[EXERCISE] List, from the lines below, each one with "time" in it.

--------

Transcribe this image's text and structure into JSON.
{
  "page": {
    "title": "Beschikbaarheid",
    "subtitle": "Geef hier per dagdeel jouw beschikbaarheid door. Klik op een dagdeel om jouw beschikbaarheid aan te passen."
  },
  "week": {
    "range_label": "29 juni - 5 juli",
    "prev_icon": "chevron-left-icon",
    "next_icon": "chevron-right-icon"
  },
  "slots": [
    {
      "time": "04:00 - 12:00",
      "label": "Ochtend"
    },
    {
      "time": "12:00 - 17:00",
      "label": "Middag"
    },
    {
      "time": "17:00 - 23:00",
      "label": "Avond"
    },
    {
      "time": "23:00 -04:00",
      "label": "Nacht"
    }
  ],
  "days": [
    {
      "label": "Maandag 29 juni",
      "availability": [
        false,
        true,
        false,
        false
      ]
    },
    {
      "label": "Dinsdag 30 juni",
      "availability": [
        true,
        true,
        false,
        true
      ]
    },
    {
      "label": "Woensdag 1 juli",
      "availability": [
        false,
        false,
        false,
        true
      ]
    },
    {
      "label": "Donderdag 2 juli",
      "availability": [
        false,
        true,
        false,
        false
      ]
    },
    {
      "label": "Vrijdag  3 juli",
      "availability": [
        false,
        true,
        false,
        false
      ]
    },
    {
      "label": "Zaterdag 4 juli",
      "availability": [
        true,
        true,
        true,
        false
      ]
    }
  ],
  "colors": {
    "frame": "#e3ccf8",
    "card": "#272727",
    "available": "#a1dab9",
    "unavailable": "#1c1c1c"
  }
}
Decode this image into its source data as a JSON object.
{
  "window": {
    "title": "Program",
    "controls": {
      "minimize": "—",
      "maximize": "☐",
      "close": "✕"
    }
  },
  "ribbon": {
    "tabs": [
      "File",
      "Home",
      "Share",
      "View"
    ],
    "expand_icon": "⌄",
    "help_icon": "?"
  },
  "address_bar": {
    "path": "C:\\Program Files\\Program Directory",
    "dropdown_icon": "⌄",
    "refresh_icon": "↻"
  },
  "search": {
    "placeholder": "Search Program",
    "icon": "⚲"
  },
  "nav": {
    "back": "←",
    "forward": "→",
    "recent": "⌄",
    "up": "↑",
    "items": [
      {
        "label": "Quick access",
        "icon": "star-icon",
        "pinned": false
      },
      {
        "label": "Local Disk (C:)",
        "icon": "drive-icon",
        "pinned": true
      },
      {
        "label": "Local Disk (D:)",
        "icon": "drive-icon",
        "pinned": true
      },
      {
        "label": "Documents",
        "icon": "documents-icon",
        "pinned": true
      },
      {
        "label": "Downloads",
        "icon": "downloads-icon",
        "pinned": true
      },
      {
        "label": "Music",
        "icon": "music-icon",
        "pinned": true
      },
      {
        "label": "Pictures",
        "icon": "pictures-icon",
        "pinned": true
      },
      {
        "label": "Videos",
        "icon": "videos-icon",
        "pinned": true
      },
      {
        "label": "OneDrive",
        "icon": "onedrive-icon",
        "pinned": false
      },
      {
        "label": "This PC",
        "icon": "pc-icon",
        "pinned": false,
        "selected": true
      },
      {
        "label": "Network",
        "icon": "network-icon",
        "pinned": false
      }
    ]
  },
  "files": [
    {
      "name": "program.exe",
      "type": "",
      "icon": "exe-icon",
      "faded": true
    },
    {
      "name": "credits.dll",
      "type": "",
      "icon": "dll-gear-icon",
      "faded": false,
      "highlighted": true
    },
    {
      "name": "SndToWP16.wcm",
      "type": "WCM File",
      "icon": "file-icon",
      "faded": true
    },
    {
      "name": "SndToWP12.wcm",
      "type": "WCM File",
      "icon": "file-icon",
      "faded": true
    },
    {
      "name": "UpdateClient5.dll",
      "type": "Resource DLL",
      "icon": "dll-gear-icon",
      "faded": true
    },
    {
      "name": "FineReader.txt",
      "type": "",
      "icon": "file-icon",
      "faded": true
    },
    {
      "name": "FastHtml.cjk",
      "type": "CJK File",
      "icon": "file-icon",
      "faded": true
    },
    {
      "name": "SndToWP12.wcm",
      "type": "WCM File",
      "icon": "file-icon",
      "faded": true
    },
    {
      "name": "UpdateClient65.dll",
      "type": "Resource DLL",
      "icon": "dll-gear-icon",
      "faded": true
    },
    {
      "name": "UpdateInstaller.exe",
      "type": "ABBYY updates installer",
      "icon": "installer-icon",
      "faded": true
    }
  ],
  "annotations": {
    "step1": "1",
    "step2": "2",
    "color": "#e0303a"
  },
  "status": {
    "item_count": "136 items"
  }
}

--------

[TASK OUTPUT]
      "time": "04:00 - 12:00",
      "time": "12:00 - 17:00",
      "time": "17:00 - 23:00",
      "time": "23:00 -04:00",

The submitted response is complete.